## Data shown

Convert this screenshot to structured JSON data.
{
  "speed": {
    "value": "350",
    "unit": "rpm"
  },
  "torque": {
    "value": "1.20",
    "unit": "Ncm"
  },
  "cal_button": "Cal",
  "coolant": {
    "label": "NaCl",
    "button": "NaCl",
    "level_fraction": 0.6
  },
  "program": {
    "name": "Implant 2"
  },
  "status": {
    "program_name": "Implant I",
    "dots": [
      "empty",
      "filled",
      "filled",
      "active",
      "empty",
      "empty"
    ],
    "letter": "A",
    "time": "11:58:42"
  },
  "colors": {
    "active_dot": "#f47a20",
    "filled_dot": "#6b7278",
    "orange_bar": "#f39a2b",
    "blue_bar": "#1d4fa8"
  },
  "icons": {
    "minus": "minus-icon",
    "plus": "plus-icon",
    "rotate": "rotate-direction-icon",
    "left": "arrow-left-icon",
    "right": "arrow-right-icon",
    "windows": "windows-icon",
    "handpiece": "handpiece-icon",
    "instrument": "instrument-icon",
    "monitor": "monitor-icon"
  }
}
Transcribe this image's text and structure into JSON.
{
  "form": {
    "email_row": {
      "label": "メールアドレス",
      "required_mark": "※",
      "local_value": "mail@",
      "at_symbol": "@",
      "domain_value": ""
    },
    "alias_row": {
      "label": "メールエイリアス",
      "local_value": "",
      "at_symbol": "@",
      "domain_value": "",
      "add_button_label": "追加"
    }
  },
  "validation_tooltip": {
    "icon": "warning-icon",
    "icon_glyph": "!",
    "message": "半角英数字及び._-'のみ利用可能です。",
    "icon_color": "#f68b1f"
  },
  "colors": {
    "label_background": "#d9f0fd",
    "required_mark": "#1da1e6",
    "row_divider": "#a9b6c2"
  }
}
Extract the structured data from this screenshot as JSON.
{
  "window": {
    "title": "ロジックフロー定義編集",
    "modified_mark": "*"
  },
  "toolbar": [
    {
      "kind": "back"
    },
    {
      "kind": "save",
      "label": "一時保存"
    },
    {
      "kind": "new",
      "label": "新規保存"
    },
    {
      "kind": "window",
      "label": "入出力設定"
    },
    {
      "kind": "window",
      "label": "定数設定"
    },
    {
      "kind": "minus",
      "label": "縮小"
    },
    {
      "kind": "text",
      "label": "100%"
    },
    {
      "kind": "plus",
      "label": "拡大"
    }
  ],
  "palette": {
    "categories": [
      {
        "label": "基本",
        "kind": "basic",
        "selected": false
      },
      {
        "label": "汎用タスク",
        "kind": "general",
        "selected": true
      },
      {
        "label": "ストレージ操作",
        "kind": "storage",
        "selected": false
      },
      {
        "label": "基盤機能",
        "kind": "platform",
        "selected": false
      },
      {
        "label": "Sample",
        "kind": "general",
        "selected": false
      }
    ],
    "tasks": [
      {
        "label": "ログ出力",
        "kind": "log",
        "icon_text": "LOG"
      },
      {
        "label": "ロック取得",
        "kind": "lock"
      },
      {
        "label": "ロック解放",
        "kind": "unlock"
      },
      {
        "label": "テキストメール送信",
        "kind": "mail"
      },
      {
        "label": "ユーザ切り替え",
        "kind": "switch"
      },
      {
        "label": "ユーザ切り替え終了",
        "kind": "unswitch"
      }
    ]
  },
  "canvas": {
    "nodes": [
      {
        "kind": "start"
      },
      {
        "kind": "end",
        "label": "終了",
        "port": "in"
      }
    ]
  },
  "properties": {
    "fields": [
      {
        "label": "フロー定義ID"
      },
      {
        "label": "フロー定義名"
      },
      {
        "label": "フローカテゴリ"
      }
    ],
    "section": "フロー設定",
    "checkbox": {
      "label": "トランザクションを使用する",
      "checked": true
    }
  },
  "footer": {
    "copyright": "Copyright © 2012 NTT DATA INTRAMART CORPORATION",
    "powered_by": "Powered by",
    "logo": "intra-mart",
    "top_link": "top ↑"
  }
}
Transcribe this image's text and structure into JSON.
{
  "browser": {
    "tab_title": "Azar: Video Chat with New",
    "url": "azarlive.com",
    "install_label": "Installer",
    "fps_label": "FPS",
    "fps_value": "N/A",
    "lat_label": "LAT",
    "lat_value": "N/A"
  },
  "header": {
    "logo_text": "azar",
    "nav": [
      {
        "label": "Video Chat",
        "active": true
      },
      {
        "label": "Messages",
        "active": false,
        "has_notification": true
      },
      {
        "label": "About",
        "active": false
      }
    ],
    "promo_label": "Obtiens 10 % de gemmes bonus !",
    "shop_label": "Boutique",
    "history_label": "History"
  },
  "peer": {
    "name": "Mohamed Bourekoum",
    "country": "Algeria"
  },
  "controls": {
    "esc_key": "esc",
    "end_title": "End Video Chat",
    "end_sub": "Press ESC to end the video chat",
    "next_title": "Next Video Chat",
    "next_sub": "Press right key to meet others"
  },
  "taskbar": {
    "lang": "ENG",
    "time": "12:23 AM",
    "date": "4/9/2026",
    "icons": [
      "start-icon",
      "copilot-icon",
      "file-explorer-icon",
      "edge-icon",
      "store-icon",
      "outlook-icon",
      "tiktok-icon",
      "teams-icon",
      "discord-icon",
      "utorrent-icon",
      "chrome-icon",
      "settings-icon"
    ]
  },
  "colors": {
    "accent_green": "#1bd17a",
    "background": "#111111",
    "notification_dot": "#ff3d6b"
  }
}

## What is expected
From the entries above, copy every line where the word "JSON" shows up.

## Result of the exercise
Convert this screenshot to structured JSON data.
Transcribe this image's text and structure into JSON.
Extract the structured data from this screenshot as JSON.
Transcribe this image's text and structure into JSON.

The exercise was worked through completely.